Entries from a dataset of interfaces:
- - -

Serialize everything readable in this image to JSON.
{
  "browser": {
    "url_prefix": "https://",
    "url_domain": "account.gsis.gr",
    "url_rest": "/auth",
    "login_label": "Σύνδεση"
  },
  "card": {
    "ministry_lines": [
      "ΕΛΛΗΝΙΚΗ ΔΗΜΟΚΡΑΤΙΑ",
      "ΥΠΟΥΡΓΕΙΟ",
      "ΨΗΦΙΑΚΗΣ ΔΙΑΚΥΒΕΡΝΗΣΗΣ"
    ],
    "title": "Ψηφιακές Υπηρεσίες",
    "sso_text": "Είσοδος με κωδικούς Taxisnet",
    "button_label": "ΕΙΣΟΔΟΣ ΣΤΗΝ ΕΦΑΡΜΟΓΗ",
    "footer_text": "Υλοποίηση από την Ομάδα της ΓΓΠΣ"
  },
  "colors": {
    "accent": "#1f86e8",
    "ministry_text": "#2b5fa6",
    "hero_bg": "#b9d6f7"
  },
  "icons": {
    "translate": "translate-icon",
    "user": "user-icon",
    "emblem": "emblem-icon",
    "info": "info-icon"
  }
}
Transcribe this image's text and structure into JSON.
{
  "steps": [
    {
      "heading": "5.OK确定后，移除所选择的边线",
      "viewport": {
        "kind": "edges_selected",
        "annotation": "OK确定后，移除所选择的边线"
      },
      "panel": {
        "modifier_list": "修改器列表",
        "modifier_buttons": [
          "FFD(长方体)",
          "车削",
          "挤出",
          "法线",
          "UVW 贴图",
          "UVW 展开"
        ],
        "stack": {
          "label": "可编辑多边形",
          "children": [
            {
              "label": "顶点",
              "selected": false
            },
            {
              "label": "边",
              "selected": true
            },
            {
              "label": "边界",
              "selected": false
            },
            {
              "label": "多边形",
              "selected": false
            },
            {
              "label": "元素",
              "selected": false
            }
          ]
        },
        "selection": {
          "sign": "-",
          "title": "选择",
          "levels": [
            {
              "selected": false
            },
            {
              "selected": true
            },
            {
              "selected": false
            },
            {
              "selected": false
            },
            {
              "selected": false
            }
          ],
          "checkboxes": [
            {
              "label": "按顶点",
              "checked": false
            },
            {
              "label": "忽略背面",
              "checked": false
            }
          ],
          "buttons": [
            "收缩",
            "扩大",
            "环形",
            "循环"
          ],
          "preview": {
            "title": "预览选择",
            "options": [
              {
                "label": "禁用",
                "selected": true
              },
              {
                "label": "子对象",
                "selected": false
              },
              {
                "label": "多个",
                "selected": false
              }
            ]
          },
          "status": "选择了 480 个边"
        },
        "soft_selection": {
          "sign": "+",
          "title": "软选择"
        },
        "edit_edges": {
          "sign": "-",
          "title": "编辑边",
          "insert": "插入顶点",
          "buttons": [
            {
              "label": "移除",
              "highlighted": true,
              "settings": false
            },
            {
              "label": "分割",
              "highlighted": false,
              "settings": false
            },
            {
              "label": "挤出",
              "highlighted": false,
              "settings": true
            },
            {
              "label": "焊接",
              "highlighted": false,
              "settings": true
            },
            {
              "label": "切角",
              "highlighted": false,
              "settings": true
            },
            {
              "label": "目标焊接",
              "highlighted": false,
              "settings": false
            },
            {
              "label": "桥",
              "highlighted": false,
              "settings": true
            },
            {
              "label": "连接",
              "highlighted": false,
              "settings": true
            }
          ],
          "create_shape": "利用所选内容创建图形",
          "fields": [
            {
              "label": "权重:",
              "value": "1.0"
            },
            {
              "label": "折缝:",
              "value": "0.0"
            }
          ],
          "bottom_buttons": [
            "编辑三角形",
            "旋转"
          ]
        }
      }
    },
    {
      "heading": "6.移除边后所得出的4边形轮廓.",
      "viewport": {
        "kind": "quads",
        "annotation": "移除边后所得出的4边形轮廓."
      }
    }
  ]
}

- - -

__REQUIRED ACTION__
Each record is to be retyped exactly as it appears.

__RESULT__
Serialize everything readable in this image to JSON.
{
  "browser": {
    "url_prefix": "https://",
    "url_domain": "account.gsis.gr",
    "url_rest": "/auth",
    "login_label": "Σύνδεση"
  },
  "card": {
    "ministry_lines": [
      "ΕΛΛΗΝΙΚΗ ΔΗΜΟΚΡΑΤΙΑ",
      "ΥΠΟΥΡΓΕΙΟ",
      "ΨΗΦΙΑΚΗΣ ΔΙΑΚΥΒΕΡΝΗΣΗΣ"
    ],
    "title": "Ψηφιακές Υπηρεσίες",
    "sso_text": "Είσοδος με κωδικούς Taxisnet",
    "button_label": "ΕΙΣΟΔΟΣ ΣΤΗΝ ΕΦΑΡΜΟΓΗ",
    "footer_text": "Υλοποίηση από την Ομάδα της ΓΓΠΣ"
  },
  "colors": {
    "accent": "#1f86e8",
    "ministry_text": "#2b5fa6",
    "hero_bg": "#b9d6f7"
  },
  "icons": {
    "translate": "translate-icon",
    "user": "user-icon",
    "emblem": "emblem-icon",
    "info": "info-icon"
  }
}
Transcribe this image's text and structure into JSON.
{
  "steps": [
    {
      "heading": "5.OK确定后，移除所选择的边线",
      "viewport": {
        "kind": "edges_selected",
        "annotation": "OK确定后，移除所选择的边线"
      },
      "panel": {
        "modifier_list": "修改器列表",
        "modifier_buttons": [
          "FFD(长方体)",
          "车削",
          "挤出",
          "法线",
          "UVW 贴图",
          "UVW 展开"
        ],
        "stack": {
          "label": "可编辑多边形",
          "children": [
            {
              "label": "顶点",
              "selected": false
            },
            {
              "label": "边",
              "selected": true
            },
            {
              "label": "边界",
              "selected": false
            },
            {
              "label": "多边形",
              "selected": false
            },
            {
              "label": "元素",
              "selected": false
            }
          ]
        },
        "selection": {
          "sign": "-",
          "title": "选择",
          "levels": [
            {
              "selected": false
            },
            {
              "selected": true
            },
            {
              "selected": false
            },
            {
              "selected": false
            },
            {
              "selected": false
            }
          ],
          "checkboxes": [
            {
              "label": "按顶点",
              "checked": false
            },
            {
              "label": "忽略背面",
              "checked": false
            }
          ],
          "buttons": [
            "收缩",
            "扩大",
            "环形",
            "循环"
          ],
          "preview": {
            "title": "预览选择",
            "options": [
              {
                "label": "禁用",
                "selected": true
              },
              {
                "label": "子对象",
                "selected": false
              },
              {
                "label": "多个",
                "selected": false
              }
            ]
          },
          "status": "选择了 480 个边"
        },
        "soft_selection": {
          "sign": "+",
          "title": "软选择"
        },
        "edit_edges": {
          "sign": "-",
          "title": "编辑边",
          "insert": "插入顶点",
          "buttons": [
            {
              "label": "移除",
              "highlighted": true,
              "settings": false
            },
            {
              "label": "分割",
              "highlighted": false,
              "settings": false
            },
            {
              "label": "挤出",
              "highlighted": false,
              "settings": true
            },
            {
              "label": "焊接",
              "highlighted": false,
              "settings": true
            },
            {
              "label": "切角",
              "highlighted": false,
              "settings": true
            },
            {
              "label": "目标焊接",
              "highlighted": false,
              "settings": false
            },
            {
              "label": "桥",
              "highlighted": false,
              "settings": true
            },
            {
              "label": "连接",
              "highlighted": false,
              "settings": true
            }
          ],
          "create_shape": "利用所选内容创建图形",
          "fields": [
            {
              "label": "权重:",
              "value": "1.0"
            },
            {
              "label": "折缝:",
              "value": "0.0"
            }
          ],
          "bottom_buttons": [
            "编辑三角形",
            "旋转"
          ]
        }
      }
    },
    {
      "heading": "6.移除边后所得出的4边形轮廓.",
      "viewport": {
        "kind": "quads",
        "annotation": "移除边后所得出的4边形轮廓."
      }
    }
  ]
}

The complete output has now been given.